Blockchain is Efficient
Users have imposed exceptional trust in blockchain technology, but they fail to realise that it is beneficial in some cases, not all. It cannot be blindly implemented across industries. People who make the mistake of using blockchain without a thorough understanding of its consequences might end up with bigger inefficiencies. For example, in private or governmental centralised institutions, a decentralised technology does not fit in. It is the same as a dictator saying that the country is democratic, but only he will vote.
Furthermore, blockchain is expensive to implement and requires computational power, electricity, servers, and related infrastructure. Therefore, blockchain should be evaluated just like any other technology is and see if the benefits are enough to offset the costs.
Blockchain is Tamper-proof
Blockchain is a digital ledger, which means that blocks of information are connected in an unbroken sequence. This sequence is made up of digital signatures that form the blocks, and each block carries the signature of the preceding block. Therefore, changes to one block would require modifications to all blocks in the chain, making the system resilient to tampering.
However, attacks can still occur. For example, if a group of participating individuals control a majority of the network’s hashing power, then tampering might be possible. Hashing power is nothing but the power used by your computer or hardware to run and solve different hashing algorithms This can also lead to a double-spending attack in the case of cryptocurrencies, where high-value transactions can be reversed, and amounts can be spent a second time. To explain a double spending attack, think of money you hold in cash or in your bank. Once you use a part, the transaction is complete and you cannot use it again. However, on the blockchain, since there is no central authority to control transactions, users can duplicate digital files. So, a person can use a copy of a cryptocurrency to make a purchase while retaining the original as well.
All New Discounted IC Tokens Will Rise in Value
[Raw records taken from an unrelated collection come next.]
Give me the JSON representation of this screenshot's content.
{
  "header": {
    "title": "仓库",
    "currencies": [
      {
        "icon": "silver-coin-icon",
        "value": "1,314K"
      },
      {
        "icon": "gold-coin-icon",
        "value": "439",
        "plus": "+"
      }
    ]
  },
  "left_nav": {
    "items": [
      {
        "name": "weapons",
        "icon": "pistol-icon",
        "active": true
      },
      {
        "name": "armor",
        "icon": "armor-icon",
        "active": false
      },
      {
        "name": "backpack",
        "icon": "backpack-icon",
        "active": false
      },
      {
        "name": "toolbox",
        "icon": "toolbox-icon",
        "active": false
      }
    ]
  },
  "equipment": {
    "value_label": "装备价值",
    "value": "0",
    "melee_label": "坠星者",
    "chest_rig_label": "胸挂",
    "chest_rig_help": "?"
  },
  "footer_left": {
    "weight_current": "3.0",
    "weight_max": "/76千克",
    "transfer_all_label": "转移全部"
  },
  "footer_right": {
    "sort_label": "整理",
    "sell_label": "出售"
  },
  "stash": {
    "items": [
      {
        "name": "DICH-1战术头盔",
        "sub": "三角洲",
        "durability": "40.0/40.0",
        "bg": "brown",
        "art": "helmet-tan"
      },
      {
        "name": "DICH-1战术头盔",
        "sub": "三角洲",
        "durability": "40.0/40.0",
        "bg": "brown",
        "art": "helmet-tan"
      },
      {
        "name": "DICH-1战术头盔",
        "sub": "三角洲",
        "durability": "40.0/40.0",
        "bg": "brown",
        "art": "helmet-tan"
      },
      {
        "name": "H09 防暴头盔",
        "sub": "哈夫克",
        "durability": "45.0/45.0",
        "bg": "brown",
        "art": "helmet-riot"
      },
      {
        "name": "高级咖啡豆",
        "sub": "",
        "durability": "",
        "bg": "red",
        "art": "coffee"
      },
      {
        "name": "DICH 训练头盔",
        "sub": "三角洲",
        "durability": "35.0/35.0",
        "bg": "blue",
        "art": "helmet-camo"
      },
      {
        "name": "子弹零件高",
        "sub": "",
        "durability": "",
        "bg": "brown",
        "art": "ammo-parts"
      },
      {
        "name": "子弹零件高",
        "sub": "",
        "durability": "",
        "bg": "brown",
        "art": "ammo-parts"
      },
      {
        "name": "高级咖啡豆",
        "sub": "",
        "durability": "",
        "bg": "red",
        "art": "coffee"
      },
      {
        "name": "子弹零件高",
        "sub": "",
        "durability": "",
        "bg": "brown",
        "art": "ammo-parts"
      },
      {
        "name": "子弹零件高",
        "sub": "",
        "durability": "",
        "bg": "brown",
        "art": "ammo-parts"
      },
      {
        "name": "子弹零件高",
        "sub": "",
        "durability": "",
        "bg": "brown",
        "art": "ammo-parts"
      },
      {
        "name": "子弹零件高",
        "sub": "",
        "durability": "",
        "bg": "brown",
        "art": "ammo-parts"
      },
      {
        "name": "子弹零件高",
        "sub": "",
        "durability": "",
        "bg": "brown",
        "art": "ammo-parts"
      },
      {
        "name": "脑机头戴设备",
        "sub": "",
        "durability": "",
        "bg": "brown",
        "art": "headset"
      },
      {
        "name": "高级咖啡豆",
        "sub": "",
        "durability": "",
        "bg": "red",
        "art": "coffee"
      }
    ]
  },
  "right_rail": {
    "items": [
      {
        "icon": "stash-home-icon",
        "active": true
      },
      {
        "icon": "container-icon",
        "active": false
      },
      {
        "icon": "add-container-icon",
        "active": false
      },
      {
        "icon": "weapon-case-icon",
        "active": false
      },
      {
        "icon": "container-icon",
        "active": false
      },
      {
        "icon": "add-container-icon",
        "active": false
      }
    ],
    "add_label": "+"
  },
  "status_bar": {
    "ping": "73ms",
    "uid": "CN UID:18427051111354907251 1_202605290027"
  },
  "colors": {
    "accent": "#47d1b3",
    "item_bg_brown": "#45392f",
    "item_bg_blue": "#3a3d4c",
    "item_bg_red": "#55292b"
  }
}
ICO (Initial Coin Offering) is the advance sale of a project’s cryptocurrencies or tokens, to be used within their platforms or outside, in advance, to fund the development of their platforms. These tokens can be easily sold and traded at anytime, on all cryptocurrency exchanges depending on their demand. So, an ICO is when a company raises money in Bitcoin or other cryptocurrencies for the technical development of their projects. These tokens are essentially the incentives, for several market participants to use and grow the platform in a decentralised manner. Such incentives are paramount in making a decentralised ecosystem operate sustainably. This allows for formation of new economic systems; possibly even capable of transforming/improving wider systems like “capitalism”.
Majority of the ICOs unfortunately don’t and won’t work because:
- Many ideas don’t need blockchain or ICOs at all. They are centralised, don’t need a community, or have no real business models. As explained above, you cannot “decentralise everything”.
- The teams behind ICOs have nothing to lose. Once they raise millions to billions on an idea, basic prototype at best, proven or unproven teams with “self-proclaimed experts” or “larger than life celebrities lending their names”, there is no major pressure to execute their idea well. There is no governance on the use of funds. Compare this to typical startups, where entrepreneurs get modest valuation, and have to be “all in” the project to see any returns after 5-10 years or hard work. They are “on the hook”, forever. And, a lack of regulation, accountability and legality of structures makes it the “wild west“ of finance and reduces the probability of success.